**WHAT THE TASK ASKS:**
Go through the listing below and work out how many lines hold "volume"; reply with the figure alone.

**RECORDS SHOWN:**
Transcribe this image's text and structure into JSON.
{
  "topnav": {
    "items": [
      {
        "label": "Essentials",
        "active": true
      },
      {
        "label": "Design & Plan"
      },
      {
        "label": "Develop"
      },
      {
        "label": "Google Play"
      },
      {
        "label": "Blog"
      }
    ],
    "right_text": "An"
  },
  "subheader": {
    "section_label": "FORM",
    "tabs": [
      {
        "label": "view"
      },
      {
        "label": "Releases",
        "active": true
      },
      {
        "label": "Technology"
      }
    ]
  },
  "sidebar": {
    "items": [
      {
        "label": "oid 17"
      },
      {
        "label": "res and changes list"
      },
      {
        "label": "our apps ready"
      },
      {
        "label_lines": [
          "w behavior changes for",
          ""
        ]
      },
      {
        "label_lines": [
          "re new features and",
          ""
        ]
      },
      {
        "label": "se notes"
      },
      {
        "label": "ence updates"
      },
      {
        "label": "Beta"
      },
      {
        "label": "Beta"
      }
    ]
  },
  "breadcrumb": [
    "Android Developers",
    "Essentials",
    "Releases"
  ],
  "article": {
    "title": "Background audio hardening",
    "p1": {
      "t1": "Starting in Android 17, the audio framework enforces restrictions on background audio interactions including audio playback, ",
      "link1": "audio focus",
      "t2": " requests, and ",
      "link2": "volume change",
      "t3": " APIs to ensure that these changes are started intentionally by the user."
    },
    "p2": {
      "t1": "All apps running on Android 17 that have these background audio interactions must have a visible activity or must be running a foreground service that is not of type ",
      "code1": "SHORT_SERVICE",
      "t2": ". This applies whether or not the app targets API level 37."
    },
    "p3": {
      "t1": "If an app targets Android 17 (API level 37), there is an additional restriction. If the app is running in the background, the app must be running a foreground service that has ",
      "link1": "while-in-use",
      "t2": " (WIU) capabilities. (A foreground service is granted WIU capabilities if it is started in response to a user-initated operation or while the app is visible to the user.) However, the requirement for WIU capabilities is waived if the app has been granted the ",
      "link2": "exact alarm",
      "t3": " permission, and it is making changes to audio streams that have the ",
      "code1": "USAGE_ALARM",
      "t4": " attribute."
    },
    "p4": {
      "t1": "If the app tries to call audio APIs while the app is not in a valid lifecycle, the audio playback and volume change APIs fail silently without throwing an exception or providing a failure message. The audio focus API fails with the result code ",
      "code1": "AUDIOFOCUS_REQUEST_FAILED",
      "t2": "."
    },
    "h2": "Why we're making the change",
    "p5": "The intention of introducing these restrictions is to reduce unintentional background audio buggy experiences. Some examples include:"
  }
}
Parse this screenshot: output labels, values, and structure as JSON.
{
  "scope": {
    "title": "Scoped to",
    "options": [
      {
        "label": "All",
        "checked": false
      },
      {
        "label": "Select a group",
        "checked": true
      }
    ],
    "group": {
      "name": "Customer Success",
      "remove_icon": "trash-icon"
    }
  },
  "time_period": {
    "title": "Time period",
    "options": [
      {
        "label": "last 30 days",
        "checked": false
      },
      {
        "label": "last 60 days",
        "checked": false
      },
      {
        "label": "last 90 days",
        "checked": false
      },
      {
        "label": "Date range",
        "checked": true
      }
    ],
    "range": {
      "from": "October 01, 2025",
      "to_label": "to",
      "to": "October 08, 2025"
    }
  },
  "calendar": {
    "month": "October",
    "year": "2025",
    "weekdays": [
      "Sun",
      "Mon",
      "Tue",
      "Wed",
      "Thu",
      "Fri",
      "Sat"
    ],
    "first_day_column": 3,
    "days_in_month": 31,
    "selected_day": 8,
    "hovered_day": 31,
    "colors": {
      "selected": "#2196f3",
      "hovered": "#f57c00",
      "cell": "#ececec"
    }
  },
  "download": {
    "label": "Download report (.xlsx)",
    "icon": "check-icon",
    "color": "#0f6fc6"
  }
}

**ANSWER BOX:**
2